|CANNABIS use has risen sharply in remote indigenous communities, with children as young as 10 smoking the drug.|
A survey of police has also found that amphetamines are available and commonly used in most of the communities.
Cannabis is now flowing into remote areas at an alarming rate, a trade fuelled by high demand and extreme profits but increasingly facilitated by profiteers from outside the community rather than resident user-dealers, a report by the National Drug Law Enforcement Fund said.
"This new wave of cannabis use is in addition to — not instead of — alcohol and other substances," the report said.
Most of 792 police who were surveyed in the Northern Territory, Queensland, South Australia and Western Australia said that cannabis was commonly used in communities.
Many of the police who were asked also said use of the drug had increased or greatly increased in the past three years.
Some of the poorest and youngest users spend a third to two-thirds of their weekly incomes on cannabis, the report said.
Bucket bongs are widely used to binge on cannabis and the age of first-time use is falling, with children as young as 10 or 11 years old smoking the drug, it said.
The National Drug Law Enforcement Fund, which is funded by the Federal Government, presented the report at an Australian Institute of Criminology conference in Darwin.
It said that poverty and isolation were not impeding the drug trade.
Drug networks were being founded on what one study calls the extreme profits to be made in remote areas, where a $4000 purchase of cannabis could return $16,000 to $21,000 in profits, often within a couple of hours of arriving in the community, the report said.
Police said heavy cannabis use exacerbated many existing problems among indigenous people, especially family violence and mental health problems.
There was strong anecdotal evidence, supported by police survey responses, that local and non-local Aborigines were heavily implicated in the cannabis trade in regional and remote Australia, the report said.

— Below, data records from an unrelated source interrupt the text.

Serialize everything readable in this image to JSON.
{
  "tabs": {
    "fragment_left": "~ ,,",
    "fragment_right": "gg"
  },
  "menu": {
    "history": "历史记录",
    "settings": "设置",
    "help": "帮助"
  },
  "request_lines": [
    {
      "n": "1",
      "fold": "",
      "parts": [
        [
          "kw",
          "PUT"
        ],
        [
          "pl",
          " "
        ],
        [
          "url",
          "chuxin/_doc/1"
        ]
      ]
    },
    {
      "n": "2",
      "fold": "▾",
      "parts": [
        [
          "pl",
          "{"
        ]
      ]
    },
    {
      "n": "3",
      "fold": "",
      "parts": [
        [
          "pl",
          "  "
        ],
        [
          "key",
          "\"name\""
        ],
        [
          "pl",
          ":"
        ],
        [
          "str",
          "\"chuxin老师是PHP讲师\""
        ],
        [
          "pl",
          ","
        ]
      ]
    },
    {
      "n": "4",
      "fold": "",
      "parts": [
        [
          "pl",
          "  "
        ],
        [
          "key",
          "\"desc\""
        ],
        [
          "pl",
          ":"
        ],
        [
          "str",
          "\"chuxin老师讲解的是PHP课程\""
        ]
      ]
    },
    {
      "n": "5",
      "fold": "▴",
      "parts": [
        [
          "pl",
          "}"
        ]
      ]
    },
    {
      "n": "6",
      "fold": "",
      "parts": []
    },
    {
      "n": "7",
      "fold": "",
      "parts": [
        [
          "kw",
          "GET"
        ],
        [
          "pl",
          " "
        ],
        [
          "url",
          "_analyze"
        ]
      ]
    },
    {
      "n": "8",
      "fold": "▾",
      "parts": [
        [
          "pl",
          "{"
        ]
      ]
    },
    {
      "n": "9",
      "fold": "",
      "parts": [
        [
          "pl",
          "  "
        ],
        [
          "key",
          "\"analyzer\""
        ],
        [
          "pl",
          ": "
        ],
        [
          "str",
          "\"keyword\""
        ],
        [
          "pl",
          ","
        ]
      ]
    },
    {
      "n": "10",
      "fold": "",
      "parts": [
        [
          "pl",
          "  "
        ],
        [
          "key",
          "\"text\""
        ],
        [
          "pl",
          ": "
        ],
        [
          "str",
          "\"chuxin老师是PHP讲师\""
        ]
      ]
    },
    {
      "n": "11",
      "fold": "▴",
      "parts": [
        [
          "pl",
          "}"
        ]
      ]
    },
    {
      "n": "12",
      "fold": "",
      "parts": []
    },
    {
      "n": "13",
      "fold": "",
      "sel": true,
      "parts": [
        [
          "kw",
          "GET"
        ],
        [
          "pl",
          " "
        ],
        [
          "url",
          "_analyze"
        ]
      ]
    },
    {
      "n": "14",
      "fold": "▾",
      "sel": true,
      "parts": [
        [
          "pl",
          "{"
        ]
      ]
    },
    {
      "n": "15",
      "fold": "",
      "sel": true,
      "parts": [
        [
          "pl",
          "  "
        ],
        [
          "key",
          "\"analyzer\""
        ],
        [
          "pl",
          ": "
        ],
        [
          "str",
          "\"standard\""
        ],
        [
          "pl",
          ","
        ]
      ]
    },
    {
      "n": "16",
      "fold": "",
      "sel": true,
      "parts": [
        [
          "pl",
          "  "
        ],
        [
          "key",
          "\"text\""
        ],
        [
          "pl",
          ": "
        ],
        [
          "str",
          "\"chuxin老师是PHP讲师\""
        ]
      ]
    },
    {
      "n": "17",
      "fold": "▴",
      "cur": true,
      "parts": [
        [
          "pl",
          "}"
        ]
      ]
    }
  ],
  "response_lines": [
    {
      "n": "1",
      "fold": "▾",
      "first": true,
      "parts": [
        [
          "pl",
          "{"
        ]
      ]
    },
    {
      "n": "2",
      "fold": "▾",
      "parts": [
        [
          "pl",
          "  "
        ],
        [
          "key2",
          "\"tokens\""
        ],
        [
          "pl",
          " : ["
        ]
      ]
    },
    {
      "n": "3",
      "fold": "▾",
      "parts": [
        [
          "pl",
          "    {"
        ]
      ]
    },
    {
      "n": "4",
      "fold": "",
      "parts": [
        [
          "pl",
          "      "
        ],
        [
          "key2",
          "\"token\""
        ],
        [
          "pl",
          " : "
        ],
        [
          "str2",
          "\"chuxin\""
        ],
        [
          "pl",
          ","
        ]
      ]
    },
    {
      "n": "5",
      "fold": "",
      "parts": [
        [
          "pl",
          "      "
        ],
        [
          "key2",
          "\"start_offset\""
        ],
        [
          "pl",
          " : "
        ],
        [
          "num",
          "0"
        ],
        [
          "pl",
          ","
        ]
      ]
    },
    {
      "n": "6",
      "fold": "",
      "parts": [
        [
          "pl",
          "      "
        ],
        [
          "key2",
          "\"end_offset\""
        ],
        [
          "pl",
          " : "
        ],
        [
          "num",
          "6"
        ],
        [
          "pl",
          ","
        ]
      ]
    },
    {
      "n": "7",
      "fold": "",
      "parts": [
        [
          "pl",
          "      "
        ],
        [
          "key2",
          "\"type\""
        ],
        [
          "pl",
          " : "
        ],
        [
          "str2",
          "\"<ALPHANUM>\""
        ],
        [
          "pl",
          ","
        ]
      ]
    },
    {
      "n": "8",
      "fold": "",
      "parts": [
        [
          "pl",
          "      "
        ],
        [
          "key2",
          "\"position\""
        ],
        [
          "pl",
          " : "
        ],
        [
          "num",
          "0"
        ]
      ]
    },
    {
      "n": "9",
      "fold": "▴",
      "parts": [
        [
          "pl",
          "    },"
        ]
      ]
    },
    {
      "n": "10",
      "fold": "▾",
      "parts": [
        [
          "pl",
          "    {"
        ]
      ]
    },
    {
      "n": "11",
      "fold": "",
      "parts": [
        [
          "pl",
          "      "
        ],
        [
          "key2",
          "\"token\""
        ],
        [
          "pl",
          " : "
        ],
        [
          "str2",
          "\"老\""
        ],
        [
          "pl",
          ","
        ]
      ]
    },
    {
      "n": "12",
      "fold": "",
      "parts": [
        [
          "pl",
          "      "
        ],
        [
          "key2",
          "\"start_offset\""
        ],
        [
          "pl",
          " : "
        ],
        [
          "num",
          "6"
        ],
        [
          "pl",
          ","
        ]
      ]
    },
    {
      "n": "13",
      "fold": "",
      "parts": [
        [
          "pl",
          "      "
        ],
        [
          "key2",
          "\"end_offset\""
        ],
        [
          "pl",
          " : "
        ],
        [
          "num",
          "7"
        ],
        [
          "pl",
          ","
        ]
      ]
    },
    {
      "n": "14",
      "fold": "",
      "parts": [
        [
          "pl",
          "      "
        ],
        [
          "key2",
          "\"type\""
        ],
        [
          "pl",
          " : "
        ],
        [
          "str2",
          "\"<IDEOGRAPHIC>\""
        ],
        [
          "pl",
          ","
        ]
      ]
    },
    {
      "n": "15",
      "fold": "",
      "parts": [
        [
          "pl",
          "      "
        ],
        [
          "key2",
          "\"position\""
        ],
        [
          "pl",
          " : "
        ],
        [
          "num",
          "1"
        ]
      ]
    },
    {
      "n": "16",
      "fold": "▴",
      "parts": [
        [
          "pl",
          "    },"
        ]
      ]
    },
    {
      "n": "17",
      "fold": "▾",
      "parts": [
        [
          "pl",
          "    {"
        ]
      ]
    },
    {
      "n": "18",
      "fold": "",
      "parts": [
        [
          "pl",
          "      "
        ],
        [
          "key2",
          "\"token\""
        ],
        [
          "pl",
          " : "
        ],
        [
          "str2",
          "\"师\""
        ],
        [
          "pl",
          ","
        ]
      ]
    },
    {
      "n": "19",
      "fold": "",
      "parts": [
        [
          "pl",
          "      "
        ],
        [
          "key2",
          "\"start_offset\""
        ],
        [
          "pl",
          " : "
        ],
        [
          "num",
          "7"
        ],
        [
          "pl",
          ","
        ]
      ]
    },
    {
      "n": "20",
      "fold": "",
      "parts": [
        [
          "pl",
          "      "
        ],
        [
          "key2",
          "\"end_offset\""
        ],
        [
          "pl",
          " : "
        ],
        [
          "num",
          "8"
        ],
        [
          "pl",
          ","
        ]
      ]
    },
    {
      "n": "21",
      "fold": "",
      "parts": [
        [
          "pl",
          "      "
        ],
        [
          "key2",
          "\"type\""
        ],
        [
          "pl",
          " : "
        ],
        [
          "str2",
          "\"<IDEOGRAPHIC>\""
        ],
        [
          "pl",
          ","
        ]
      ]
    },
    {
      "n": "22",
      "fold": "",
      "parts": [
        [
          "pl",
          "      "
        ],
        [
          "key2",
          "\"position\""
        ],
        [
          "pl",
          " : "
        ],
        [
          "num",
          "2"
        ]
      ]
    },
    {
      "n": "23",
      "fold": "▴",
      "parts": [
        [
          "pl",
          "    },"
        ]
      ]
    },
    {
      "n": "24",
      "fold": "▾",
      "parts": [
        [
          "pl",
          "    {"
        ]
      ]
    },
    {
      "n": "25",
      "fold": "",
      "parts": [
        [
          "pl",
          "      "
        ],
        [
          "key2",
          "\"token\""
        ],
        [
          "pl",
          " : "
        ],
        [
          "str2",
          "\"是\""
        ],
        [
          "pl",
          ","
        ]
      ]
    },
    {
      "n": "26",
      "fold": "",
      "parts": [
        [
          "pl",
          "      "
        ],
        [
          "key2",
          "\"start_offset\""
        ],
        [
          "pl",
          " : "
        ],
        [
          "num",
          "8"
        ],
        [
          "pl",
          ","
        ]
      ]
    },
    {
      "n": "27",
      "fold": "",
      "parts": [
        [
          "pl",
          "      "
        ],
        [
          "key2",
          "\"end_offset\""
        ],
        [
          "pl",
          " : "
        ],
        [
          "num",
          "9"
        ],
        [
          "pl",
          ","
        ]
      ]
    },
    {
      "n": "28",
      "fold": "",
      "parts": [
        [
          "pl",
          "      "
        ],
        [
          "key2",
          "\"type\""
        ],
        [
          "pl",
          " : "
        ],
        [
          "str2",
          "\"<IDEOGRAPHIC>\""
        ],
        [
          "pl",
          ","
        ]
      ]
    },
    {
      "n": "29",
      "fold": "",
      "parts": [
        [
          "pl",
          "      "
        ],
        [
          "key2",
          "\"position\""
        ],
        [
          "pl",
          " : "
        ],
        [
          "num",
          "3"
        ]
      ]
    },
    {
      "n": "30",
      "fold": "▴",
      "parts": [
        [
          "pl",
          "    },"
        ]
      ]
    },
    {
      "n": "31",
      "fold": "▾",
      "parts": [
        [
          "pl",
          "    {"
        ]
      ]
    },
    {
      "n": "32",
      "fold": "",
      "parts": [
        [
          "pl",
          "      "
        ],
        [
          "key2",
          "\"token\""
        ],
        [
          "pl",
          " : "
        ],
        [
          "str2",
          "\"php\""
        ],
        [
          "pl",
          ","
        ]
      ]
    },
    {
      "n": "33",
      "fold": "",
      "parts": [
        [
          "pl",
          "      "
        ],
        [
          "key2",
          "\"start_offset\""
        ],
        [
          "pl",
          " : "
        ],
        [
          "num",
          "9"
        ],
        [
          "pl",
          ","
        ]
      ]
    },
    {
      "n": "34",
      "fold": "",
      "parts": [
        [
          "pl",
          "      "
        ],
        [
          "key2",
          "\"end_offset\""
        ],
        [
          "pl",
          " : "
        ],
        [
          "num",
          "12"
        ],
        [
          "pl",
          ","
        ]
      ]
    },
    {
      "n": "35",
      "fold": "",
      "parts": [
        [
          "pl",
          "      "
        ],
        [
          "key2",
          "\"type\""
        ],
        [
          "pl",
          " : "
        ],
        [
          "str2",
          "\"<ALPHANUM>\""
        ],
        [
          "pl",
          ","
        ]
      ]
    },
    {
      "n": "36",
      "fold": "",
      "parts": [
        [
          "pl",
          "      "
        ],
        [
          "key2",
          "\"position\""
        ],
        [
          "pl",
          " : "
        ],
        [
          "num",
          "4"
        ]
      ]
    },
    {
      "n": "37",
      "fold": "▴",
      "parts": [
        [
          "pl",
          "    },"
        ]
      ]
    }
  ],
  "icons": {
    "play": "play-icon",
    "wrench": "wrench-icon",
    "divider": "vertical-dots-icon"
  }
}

Conventional drug policing strategies were rarely suited to these areas, especially in Aboriginal and Torres Strait Islander communities where police were highly visible, the report said.
Even sophisticated police attempts to infiltrate drug networks, cultivate informants or conduct surveillance could be easy to identify.
The report described a drug house in an outback town where a non-Aboriginal barman at a hotel invites young Aboriginal girls as young as 12 for free drinks and drugs.
Some live there permanently. There are rumours that young girls offer male visitors sex for drugs or money, the report said.
Police said they were watching the barman but did not seem to act, it said.
The report said the underlying frustration and dysfunction affecting many disadvantaged communities were clearly factors that predisposed residents of those communities to higher rates of alcohol and other drug use.
For police and other services with responsibility to tackle the consequences of alcohol and drug-related harm, the way forward was not always clear, especially if communities themselves were unsure what should be done, the report said.